Everyone should have the opportunity to work hard and achieve family economic security. And hard work should also be rewarded, but some policies are insufficient and inadvertently keep hard-working parents from climbing the economic ladder. Hard-working families with fewer resources may need work supports to help them cover basic necessities like food, child care, or health care until these families can be financially self-sufficient. But some of these work supports have an inherent flaw known as the cliff effect. The cliff effect occurs when an increase in income is enough to disqualify a family from receiving a work support but is not enough to cover the cost of the lost benefit. Thus, with the cliff effect, wage increases are not always equivalent to an improved financial situation and can actually leave families worse off than they were when they qualified for those benefits. Fortunately, there are simple solutions to this problem.
New Mexico’s unique cultural diversity, great natural beauty, and strong sense of community make it a resilient state, but there’s much more work to be done to achieve our full potential. Tax cuts for the wealthy and well-connected have bled New Mexico of the funding we need for critical investments in education, health care, and other services that help children succeed. After years of these race-to-the-bottom economic strategies, we’ve hit rock-bottom — we’re last in the nation for child well-being.
In our Roadmap to a Stronger New Mexico, we encourage elected officials to prioritize children in policymaking and budget decisions. We ask them to make the sometimes-tough decisions to put children and families first – because that’s the best way to strengthen New Mexico.
To move forward, we must:
• Invest in working families.
• Grow good jobs by investing in education.
• Invest in health.
• Promote equity and ensure that our communities have the tools they need to prosper.
• Restore an effective and efficient government that works for everyone.
Infants and toddlers in Ohio need high-quality child care.

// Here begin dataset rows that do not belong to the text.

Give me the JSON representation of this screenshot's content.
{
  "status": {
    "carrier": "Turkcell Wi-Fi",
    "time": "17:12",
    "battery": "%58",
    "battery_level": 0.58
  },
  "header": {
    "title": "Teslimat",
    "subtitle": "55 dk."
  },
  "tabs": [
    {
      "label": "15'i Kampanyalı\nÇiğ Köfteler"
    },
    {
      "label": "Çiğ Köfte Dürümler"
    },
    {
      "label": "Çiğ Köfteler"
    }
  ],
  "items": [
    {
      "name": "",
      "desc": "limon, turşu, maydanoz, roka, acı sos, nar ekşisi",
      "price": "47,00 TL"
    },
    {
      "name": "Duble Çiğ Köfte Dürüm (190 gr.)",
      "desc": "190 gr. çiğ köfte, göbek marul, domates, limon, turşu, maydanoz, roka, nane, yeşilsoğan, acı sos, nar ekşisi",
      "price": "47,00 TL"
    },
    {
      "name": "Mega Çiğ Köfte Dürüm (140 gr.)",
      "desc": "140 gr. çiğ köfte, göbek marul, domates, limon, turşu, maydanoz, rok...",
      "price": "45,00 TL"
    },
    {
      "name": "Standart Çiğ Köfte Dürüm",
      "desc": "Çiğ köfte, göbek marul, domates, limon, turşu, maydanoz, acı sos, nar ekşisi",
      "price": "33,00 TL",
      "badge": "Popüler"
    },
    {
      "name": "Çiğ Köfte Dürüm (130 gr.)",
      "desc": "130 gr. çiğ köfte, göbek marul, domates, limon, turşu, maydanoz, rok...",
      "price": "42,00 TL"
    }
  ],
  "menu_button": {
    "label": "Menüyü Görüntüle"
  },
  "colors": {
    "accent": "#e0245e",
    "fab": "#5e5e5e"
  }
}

There are nearly 400,000 working mothers in Ohio with children under age six and most use some form of child care when parents are working or for child enrichment purposes. This paper discusses how best to make sure children get good care and parents can continue to work, particularly for the 200,000 Ohio children who live under the official poverty line.
Child care is expensive for Ohio families. Child care in Ohio is also often low quality which means that children aren’t getting the enrichment they need at a time in their life when high-quality care is essential to future success. Finally, Ohio’s child care system is complicated to navigate, with parents not always knowing how to find or determine what constitutes quality care. For these reasons, the public sector has a crucial role to play in pushing quality improvements and in helping parents with the costs.
- May 22, 2018
- Sarah Thomason, Lea Austin, Annette Bernhardt, Laura Dresser, Ken Jacobs, and Marcy Whitebook.
In November 2012, fast-food workers in New York went on strike and the Fight for $15 was born.
Over the last five years, the movement has lifted wages for more than 17 million workers across the
nation by fighting for and winning numerous minimum wage policies (National Employment Law
Project 2016). Substantial minimum wage increases are underway in California, New York, Oregon,
and more than 30 cities and counties around the country. In states and cities covered by them, these
new minimum wages will increase earnings for 25 to 40 percent of workers (Reich, Allegretto, and
Montialoux 2017; Reich et al. 2016). After four decades of wage stagnation and rising inequality, the
movement has delivered real, much needed, and meaningful progress in a remarkably short period of